■ **What the exercise asks**
Could you reproduce all of the records exactly?

■ **Task input**
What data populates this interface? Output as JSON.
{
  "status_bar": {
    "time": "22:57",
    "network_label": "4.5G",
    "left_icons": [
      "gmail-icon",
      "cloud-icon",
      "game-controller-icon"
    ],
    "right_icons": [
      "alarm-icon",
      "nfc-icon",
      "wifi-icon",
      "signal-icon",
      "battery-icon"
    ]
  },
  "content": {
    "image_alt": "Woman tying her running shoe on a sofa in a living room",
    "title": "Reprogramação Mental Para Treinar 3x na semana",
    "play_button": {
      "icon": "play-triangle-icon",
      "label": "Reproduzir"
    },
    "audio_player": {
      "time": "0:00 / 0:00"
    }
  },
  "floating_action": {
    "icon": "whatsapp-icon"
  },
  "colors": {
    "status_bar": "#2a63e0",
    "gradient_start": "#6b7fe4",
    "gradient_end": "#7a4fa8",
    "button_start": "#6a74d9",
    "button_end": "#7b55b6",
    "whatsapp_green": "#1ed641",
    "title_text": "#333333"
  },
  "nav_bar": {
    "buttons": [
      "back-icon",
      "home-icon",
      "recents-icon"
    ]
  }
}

■ **Worked solution**
What data populates this interface? Output as JSON.
{
  "status_bar": {
    "time": "22:57",
    "network_label": "4.5G",
    "left_icons": [
      "gmail-icon",
      "cloud-icon",
      "game-controller-icon"
    ],
    "right_icons": [
      "alarm-icon",
      "nfc-icon",
      "wifi-icon",
      "signal-icon",
      "battery-icon"
    ]
  },
  "content": {
    "image_alt": "Woman tying her running shoe on a sofa in a living room",
    "title": "Reprogramação Mental Para Treinar 3x na semana",
    "play_button": {
      "icon": "play-triangle-icon",
      "label": "Reproduzir"
    },
    "audio_player": {
      "time": "0:00 / 0:00"
    }
  },
  "floating_action": {
    "icon": "whatsapp-icon"
  },
  "colors": {
    "status_bar": "#2a63e0",
    "gradient_start": "#6b7fe4",
    "gradient_end": "#7a4fa8",
    "button_start": "#6a74d9",
    "button_end": "#7b55b6",
    "whatsapp_green": "#1ed641",
    "title_text": "#333333"
  },
  "nav_bar": {
    "buttons": [
      "back-icon",
      "home-icon",
      "recents-icon"
    ]
  }
}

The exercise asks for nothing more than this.